Even though both models deal with the same product, it is easy to spot the differences between the two models and their characteristics. The first is pipe-like and linear. An increase in sales linearly increases the total cost, and the basic functions of marketing and selling are done in the typical industrial method in the mass media and through distributors and chain stores. A huge difference in price is divided among numerous participants in the supply, delivery and sales chain. It requires big investments.
Digital model reduces the value chain by dropping out certain elements. This reduces the price for the end user dramatically. It does not require large investments. An important feature is that a product is sold to a known buyer that enters data by himself. This digital business model is called a platform model. Platforms that have two sides are especially valuable. They are called two-sided platforms. The best examples are Airbnb, Uber and Amazon. The value of these platforms derives from the fact that they connect two user groups. In the case of Uber, they connect transport users and drivers. The so-called two-sided network effect is achieved by increasing the number of users which increases the demand, and thus indirectly affects the increase in the number of rides and consequently the number of drivers. More drivers reduce waiting time and prices, which further increases the number of service users. And so on. If the platform is well implemented, then the increase of traffic and profits will not affect the operating costs of the platform. This is the reason these models are much more appreciated by investors, and companies that use it reach a very good value, either on the market or in direct sales, as was the case with Dollar Shave Club.

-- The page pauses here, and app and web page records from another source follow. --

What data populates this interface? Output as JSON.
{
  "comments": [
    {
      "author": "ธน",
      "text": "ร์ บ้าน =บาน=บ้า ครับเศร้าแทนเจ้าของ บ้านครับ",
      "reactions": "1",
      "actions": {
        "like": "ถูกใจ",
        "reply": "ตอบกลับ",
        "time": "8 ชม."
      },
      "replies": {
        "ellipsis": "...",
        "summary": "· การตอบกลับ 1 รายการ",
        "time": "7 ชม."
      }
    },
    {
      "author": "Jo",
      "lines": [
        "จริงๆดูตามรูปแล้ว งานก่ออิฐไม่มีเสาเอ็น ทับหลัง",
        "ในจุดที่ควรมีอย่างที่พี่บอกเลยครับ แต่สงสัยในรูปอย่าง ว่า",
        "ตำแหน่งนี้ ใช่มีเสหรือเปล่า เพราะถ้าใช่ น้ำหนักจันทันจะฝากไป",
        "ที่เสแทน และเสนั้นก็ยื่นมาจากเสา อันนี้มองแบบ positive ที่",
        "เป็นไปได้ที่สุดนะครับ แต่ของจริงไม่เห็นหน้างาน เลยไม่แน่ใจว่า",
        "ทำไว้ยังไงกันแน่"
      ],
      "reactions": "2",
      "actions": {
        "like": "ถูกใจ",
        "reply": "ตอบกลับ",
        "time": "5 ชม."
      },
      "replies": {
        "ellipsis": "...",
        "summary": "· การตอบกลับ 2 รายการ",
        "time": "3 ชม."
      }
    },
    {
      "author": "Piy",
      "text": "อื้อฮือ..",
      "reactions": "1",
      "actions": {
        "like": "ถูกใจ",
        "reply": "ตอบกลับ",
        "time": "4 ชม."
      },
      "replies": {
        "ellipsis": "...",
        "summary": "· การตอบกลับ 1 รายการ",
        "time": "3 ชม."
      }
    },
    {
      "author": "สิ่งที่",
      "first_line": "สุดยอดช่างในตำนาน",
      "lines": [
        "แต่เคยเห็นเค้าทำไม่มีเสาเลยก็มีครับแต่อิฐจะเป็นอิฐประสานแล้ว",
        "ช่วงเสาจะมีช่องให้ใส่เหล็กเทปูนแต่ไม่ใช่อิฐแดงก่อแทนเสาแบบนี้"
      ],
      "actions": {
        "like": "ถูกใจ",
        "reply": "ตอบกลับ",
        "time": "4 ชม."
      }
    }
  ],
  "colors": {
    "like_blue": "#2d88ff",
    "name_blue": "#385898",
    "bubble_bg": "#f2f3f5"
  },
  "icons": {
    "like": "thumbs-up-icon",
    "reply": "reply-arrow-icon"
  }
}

These examples of digital business models show that due to a small number of entry barriers and simple ways of implementation, we can safely predict that every branch of industry and every company that operates on the industrial model will be shaken by the new digital companies that use new business models.
Since Saga and NFG clients are the largest companies in the region that use industry business model, for the last 6 years we have focused on digital transformation process in order to help our clients to first understand the peril, but also the opportunities that open up with the digital business model. We work according to the original methodology for our customers and together with them to find the right combination of models and apply them. In addition to the business challenges, we see this as socially useful work, because our goal is to keep all employees, ensure further growth and initiate employment of new personnel.
Branislav VujovicPresident New Frontier Group
Strive to become better
Branislav Vujovic is founder and also president of New Frontier Group and has overall responsibility for the New Frontier Group, with special focus on Innovation, M&A strategy, group strategy and investor relationship.